There's also a distinct pleasure in running up the scale with the WRX's excellent five-speed manual transmission. Only Honda does it better, and not by much; each gearshift up or down is sharp, short, precise.
Enthusiasts who enjoy double-clutching in that heel-and-toe tap dance will find pedal placement and clutch throw exactly to their liking. And sporty front seats with ample side support virtually invite aggressive cornering.
There's no getting around Impreza's compact interior, of course; and rear seat conditions are, shall we say, grumpy-making for even small adults. Bean-counters, too, will note that among all compacts, Subarus are traditionally on the pricey side-which is only to be expected for the superior engine-powertrain technology these cars embody.

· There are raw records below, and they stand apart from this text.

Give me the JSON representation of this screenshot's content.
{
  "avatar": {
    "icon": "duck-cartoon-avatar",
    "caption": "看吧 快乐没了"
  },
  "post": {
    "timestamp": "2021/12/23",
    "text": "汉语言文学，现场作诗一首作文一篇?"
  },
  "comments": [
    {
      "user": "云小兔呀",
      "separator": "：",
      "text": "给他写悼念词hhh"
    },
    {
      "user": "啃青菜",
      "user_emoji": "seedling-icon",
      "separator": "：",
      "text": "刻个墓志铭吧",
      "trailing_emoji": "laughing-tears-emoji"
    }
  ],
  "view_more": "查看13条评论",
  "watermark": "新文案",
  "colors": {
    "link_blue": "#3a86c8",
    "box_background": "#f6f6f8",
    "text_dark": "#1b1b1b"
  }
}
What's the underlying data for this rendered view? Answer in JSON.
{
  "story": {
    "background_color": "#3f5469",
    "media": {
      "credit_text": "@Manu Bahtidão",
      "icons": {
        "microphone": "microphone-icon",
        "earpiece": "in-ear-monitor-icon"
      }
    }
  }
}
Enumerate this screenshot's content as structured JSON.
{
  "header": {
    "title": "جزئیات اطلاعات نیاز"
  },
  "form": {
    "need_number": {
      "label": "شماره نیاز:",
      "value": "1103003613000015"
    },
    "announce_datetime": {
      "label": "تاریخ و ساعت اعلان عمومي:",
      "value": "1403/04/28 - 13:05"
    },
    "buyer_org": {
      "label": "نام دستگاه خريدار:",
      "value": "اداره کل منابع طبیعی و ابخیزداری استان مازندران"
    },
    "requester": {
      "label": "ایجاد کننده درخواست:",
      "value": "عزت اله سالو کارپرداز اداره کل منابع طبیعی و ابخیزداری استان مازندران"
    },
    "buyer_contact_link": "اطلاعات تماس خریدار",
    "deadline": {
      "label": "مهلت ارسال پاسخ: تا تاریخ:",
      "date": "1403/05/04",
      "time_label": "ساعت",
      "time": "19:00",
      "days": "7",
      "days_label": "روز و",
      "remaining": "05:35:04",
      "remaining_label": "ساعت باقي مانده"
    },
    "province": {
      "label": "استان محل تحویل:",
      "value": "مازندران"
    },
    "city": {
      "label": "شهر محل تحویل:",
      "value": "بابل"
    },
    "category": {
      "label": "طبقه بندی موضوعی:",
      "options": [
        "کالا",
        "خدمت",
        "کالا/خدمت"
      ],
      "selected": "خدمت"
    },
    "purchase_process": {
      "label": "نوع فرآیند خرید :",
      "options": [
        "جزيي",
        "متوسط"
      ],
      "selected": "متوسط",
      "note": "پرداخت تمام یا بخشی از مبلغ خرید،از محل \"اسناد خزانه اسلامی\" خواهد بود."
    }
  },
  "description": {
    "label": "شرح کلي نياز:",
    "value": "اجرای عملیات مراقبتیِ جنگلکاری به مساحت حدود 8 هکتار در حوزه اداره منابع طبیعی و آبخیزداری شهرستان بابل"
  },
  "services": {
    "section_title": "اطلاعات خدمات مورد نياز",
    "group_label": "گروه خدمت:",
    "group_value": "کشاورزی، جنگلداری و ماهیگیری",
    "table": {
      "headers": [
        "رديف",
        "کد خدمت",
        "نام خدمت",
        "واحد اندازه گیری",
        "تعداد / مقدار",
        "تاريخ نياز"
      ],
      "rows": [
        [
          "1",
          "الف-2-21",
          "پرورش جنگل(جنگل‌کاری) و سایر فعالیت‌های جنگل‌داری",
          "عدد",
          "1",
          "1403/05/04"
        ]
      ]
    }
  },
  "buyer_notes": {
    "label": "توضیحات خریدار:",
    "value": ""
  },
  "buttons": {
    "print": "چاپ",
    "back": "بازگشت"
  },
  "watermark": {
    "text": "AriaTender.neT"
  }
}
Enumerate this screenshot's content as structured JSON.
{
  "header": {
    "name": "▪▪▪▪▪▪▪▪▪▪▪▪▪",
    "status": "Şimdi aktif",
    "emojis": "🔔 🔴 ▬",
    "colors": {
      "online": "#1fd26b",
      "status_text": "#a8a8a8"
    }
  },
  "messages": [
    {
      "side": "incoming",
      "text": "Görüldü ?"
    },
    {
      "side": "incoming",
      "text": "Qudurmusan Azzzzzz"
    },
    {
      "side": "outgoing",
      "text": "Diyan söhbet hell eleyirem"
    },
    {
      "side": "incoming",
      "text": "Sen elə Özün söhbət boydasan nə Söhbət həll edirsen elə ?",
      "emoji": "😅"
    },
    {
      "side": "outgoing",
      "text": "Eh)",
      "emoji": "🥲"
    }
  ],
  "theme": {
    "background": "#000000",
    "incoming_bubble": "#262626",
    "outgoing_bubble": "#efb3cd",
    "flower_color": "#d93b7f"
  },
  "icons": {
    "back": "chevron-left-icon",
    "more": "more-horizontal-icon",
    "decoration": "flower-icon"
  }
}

Suffice it to say that bean-counters don't typically know beans about evaluating fun-to-drive quotients, so it's also likely they'll complain about the one-potato-two-potato delay when you stomp the accelerator. But it's that very now-you-don't-feel-it-now-you-do thrill of turbocharging that makes this cute little velociraptor so delightfully vicious.
4-door compact, 5-pass.; 2.5-liter DOHC turbocharged flat-4 w/ vvt; AWD, 5-sp. manual; 230 hp/235 ft.-lbs.; 20 mpg/city, 26 mpg/highway w/ premium; trunk: 11 cu. ft.; std. equip.: 4-wheel ABS disk brakes & ind. suspension, 17-in. wheels, front/front-side/head-curtain airbags; base price: $24,995; as-tested: $26,019.
2-door pickup, 2-pass.; 8.3-liter OHV V10; RWD, 6-sp. manual; 500 hp/525 ft.-lbs.; 9 mpg/city, 15 mpg/highway w/ premium; cargo: 1,131 lbs. in short-bed box; std. equip.: 4-wheel ABS disk brakes, front ind. suspennsion w/ live rear axle, 22-in. wheels, front airbags; base price: $47,605; as-tested: $51,610.